→ Recorded data:
########################################

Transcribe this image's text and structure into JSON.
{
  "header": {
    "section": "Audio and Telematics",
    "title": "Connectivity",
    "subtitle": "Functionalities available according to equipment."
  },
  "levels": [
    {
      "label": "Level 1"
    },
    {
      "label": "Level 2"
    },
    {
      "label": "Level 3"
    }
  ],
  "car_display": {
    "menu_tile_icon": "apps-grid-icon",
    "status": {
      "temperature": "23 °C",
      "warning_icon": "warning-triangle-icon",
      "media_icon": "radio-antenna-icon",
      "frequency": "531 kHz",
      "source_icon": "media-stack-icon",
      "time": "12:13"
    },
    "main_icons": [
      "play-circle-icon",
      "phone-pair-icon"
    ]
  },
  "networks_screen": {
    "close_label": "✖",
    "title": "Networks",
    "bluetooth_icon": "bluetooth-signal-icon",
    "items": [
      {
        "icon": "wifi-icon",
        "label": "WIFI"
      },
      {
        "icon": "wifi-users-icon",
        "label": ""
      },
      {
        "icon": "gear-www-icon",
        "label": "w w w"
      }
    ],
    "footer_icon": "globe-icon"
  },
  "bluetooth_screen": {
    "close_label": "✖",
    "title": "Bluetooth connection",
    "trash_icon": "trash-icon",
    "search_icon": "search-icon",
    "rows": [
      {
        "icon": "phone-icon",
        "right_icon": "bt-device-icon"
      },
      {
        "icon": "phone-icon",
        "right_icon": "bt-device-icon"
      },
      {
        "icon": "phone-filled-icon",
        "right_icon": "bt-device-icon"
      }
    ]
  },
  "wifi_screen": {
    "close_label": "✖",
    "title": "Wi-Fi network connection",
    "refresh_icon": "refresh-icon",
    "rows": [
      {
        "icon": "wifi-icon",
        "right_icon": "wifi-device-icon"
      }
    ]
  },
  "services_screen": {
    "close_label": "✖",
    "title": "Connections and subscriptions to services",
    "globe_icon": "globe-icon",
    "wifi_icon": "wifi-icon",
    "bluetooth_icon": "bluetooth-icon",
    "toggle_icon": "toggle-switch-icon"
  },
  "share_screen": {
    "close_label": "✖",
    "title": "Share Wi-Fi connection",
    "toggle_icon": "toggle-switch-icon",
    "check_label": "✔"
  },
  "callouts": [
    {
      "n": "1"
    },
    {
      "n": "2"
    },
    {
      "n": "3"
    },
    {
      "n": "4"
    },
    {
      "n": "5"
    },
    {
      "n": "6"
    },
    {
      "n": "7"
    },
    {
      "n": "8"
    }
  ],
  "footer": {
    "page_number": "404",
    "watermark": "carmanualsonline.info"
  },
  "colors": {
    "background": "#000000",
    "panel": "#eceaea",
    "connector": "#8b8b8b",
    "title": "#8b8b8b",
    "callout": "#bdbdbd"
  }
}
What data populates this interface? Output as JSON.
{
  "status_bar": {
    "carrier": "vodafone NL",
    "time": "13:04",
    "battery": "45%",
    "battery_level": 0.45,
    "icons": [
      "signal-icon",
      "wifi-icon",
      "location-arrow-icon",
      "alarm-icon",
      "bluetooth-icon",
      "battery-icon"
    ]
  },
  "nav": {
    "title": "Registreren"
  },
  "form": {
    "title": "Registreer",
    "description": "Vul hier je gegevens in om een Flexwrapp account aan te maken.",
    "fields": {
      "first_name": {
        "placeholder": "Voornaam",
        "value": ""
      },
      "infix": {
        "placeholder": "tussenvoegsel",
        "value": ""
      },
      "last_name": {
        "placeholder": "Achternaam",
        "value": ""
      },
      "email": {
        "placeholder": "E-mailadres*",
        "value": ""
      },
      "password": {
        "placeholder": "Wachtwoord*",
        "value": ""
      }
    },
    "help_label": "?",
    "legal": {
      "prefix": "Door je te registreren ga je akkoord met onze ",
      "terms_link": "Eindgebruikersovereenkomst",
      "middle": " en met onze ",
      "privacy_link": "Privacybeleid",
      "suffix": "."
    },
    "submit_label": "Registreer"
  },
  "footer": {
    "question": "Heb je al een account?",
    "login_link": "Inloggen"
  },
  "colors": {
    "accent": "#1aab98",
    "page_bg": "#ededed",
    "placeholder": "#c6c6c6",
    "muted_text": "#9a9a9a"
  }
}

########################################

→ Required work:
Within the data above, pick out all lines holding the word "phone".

→ Exercise solution:
      "phone-pair-icon"
        "icon": "phone-icon",
        "icon": "phone-icon",
        "icon": "phone-filled-icon",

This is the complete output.